Fifty-eight years ago, on an unremarkable autumn day, a small camper-pickup carrying the aging writer John Steinbeck and his standard poodle, Charley, passed over the Main Avenue bridge from Moorhead into Fargo. The moment gets mentioned across a couple of pages in "Travels With Charley: In Search of America," Steinbeck's travelogue of his 1960 journey of reflection on the state of America.

Steinbeck described Fargo as being that place in the middle of America hidden by the fold in the map, known only to the rest of the nation during times of newsworthy weather.

"From my earliest memory, if it was a cold day, Fargo was the coldest place on the continent. If heat was the subject, then at that time the papers listed Fargo as hotter than anyplace else, or wetter or drier, or deeper in snow."

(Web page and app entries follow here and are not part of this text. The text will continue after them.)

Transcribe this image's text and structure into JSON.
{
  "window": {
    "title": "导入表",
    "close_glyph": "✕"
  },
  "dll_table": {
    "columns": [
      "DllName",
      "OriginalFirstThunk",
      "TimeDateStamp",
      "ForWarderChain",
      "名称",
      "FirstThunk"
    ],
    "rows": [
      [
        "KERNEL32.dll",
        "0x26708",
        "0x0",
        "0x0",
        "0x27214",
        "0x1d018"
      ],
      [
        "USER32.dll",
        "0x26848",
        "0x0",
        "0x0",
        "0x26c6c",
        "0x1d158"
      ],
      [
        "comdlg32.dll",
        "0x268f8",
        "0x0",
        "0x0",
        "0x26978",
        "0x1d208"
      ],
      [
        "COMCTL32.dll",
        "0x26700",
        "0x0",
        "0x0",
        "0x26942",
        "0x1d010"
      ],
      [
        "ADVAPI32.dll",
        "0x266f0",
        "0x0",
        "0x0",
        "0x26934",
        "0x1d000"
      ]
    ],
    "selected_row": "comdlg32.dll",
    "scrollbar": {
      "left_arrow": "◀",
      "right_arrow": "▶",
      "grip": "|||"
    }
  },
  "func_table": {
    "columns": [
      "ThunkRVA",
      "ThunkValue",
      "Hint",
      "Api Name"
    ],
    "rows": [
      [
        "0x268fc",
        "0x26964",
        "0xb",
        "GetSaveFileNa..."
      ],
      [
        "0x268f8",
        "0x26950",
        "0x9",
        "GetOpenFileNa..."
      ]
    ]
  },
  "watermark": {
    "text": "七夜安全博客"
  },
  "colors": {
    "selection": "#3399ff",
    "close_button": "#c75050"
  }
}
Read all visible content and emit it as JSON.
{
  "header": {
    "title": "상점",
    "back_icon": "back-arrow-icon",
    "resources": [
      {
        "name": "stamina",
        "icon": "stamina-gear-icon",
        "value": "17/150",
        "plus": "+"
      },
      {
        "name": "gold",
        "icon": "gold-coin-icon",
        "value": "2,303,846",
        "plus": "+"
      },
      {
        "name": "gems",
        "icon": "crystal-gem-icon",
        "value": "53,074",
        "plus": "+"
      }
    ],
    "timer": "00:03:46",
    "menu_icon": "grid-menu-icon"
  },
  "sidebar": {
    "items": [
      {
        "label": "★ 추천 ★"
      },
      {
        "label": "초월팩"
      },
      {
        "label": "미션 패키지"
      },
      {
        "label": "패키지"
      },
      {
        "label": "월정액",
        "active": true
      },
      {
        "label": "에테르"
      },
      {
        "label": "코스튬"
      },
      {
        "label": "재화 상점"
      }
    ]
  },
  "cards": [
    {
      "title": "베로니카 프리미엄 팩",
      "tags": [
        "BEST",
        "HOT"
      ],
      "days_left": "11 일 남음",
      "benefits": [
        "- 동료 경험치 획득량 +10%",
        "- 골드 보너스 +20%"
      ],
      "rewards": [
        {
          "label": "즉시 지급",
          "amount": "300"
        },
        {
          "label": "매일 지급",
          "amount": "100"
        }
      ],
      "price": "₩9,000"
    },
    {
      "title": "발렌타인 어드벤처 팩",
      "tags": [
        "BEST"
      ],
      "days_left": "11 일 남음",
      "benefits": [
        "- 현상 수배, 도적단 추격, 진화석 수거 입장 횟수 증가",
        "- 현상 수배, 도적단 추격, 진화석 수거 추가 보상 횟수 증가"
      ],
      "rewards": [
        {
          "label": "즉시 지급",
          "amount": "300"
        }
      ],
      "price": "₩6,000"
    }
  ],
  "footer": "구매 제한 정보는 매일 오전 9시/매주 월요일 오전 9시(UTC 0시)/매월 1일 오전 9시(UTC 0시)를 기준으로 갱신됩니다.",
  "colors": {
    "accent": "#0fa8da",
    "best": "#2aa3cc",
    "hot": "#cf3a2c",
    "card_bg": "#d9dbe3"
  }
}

Today, 58 years later, on another unremarkable fall day, we all go about our regular, unnoticed business of being Fargo-Moorhead Americans, even with the instinct that far more newsworthy weather is likely at just about any time.